Written by Kojo Baffoe
The discussion around ‘Ubuntu’ and what it means is one that came to prominence following the first democratic elections in South Africa but, to be honest, it has always felt like a feel-good concept to band around like ‘rainbow nation’ in those early years. It was packaged and sold as a uniquely South African value although, when you look around, it does seem to have been something that isn’t practised as much as it should. And yet, it is something that should form the fabric of any and every society if you consider Archbishop Desmond Tutu’s description of it:
“It is the essence of being human. It speaks of the fact that my humanity is caught up and is inextricably bound up in yours. I am human because I belong. It speaks about wholeness, it speaks about compassion. A person with Ubuntu is welcoming, hospitable, warm and generous, willing to share. Such people are open and available to others, willing to be vulnerable, affirming of others, do not feel threatened that others are able and good, for they have a proper self-assurance that comes from knowing that they belong in a greater whole. They know that they are diminished when others are humiliated, diminished when others are oppressed, diminished when others are treated as if they were less than who they are. The quality of Ubuntu gives people resilience, enabling them to survive and emerge still human despite all efforts to dehumanise them.”
Reading this makes me wonder whether we have lost sight of the meaning of Ubuntu and have spent too much time concerned about how it is a “South African” thing. Yes, the word is South African but I believe this spirit is ingrained in all African cultures, just by a different name, if there is a name for it at all. It is found in the writings of people like Eckhart Tolle, John Kehoe, Deepak Chopra and Paolo Coelho, amongst many others.
In the last year or so, I have been reading and attempting to practice Stoicism. According to DailyStoic.com, “Stoicism was founded in Athens by Zeno of Citium in the early 3rd century BC, but was famously practiced by the likes of Epictetus, Seneca and Marcus Aurelius. The philosophy asserts that virtue (such as wisdom) is happiness and judgment should be based on behaviour, rather than words. That we don’t control and cannot rely on external events, only ourselves and our responses.”
I have also been fascinated by Confucianism which is described by Britannica.com, “Confucianism, a Western term that has no counterpart in Chinese, is a worldview, a social ethic, a political ideology, a scholarly tradition, and a way of life.
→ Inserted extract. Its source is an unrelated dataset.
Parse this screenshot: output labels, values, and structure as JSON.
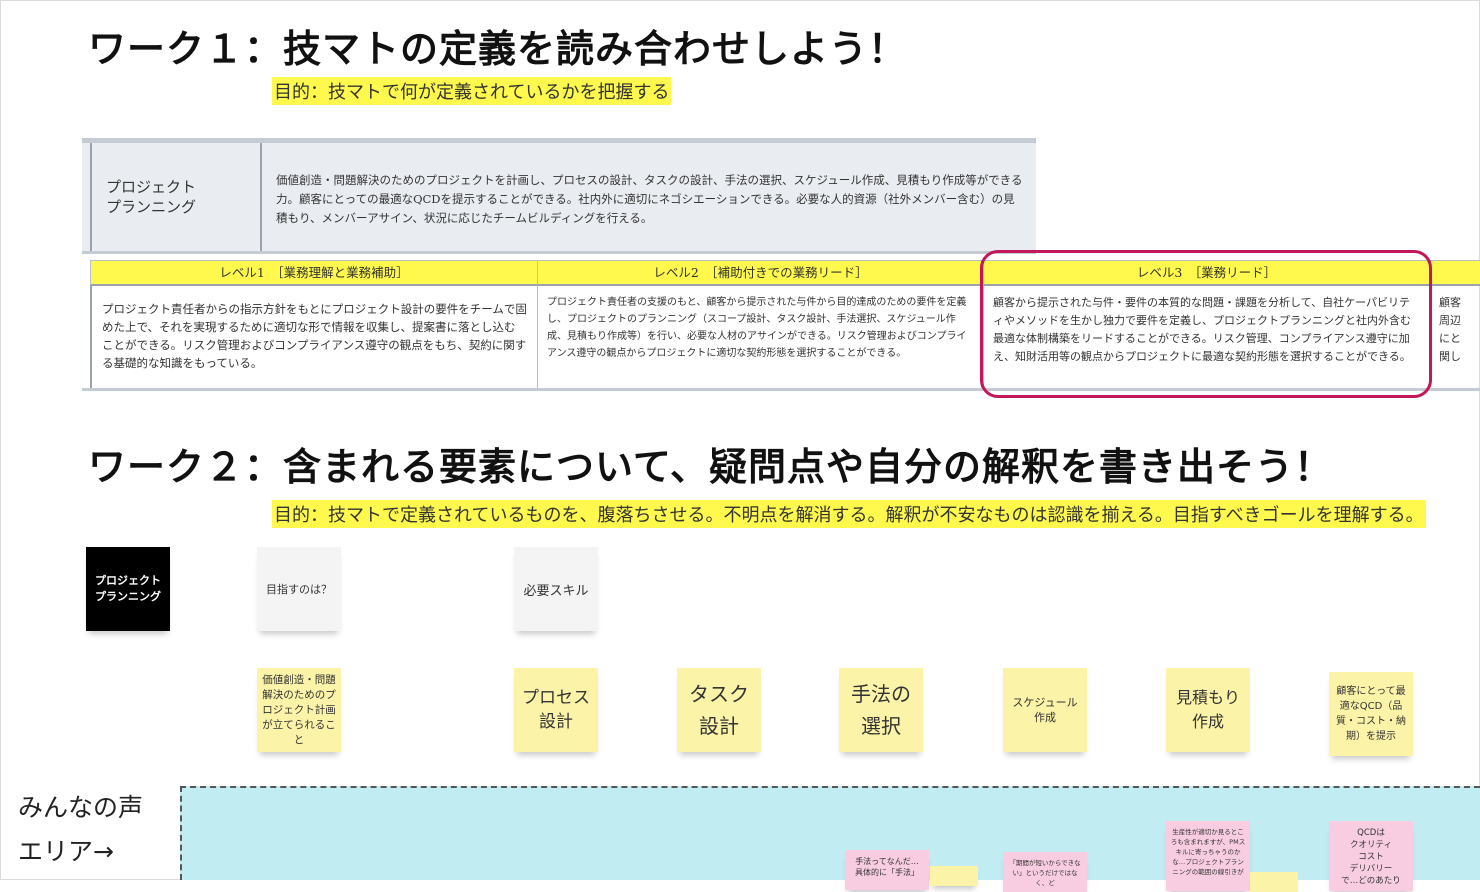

Sometimes viewed as a philosophy and sometimes as a religion, Confucianism may be understood as an all-encompassing way of thinking and living that entails ancestor reverence and a profound human-centred religiousness.”
And, in a discussion with some friends on Ubuntu, one asked the question, “why can’t Ubuntu be developed as a way of life, in the same way that we explore mindfulness and other such things?” I had no answer to why we can’t. If you look at the words of Archbishop Tutu, the foundation for a philosophy of sorts is there. It just needs us to unpack and package it, for the good, and not just pay lip-service to it.
I would like to think that these few words could serve as a starting point. How are you practising ubuntu in your life?